[[ Records, beginning ]]
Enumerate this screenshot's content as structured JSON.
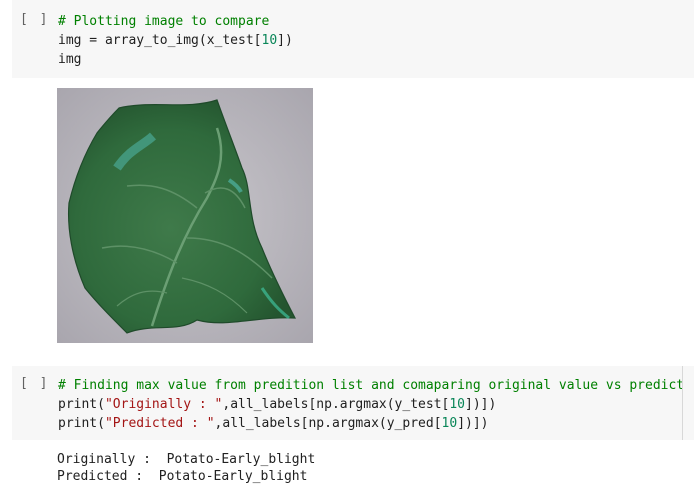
{
  "cell1": {
    "run_label": "[ ]",
    "lines": {
      "l1_comment": "# Plotting image to compare",
      "l2_pre": "img = array_to_img(x_test[",
      "l2_num": "10",
      "l2_post": "])",
      "l3": "img"
    }
  },
  "cell2": {
    "run_label": "[ ]",
    "lines": {
      "l1_comment": "# Finding max value from predition list and comaparing original value vs predicted",
      "l2_a": "print(",
      "l2_str": "\"Originally : \"",
      "l2_b": ",all_labels[np.argmax(y_test[",
      "l2_num": "10",
      "l2_c": "])])",
      "l3_a": "print(",
      "l3_str": "\"Predicted : \"",
      "l3_b": ",all_labels[np.argmax(y_pred[",
      "l3_num": "10",
      "l3_c": "])])"
    }
  },
  "output": {
    "line1": "Originally :  Potato-Early_blight",
    "line2": "Predicted :  Potato-Early_blight"
  },
  "colors": {
    "comment": "#008000",
    "number": "#098658",
    "string": "#a31515",
    "cell_bg": "#f7f7f7"
  }
}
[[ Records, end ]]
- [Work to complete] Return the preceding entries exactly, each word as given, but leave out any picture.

- [Result for this exercise]
Enumerate this screenshot's content as structured JSON.
{
  "cell1": {
    "run_label": "[ ]",
    "lines": {
      "l1_comment": "# Plotting image to compare",
      "l2_pre": "img = array_to_img(x_test[",
      "l2_num": "10",
      "l2_post": "])",
      "l3": "img"
    }
  },
  "cell2": {
    "run_label": "[ ]",
    "lines": {
      "l1_comment": "# Finding max value from predition list and comaparing original value vs predicted",
      "l2_a": "print(",
      "l2_str": "\"Originally : \"",
      "l2_b": ",all_labels[np.argmax(y_test[",
      "l2_num": "10",
      "l2_c": "])])",
      "l3_a": "print(",
      "l3_str": "\"Predicted : \"",
      "l3_b": ",all_labels[np.argmax(y_pred[",
      "l3_num": "10",
      "l3_c": "])])"
    }
  },
  "output": {
    "line1": "Originally :  Potato-Early_blight",
    "line2": "Predicted :  Potato-Early_blight"
  },
  "colors": {
    "comment": "#008000",
    "number": "#098658",
    "string": "#a31515",
    "cell_bg": "#f7f7f7"
  }
}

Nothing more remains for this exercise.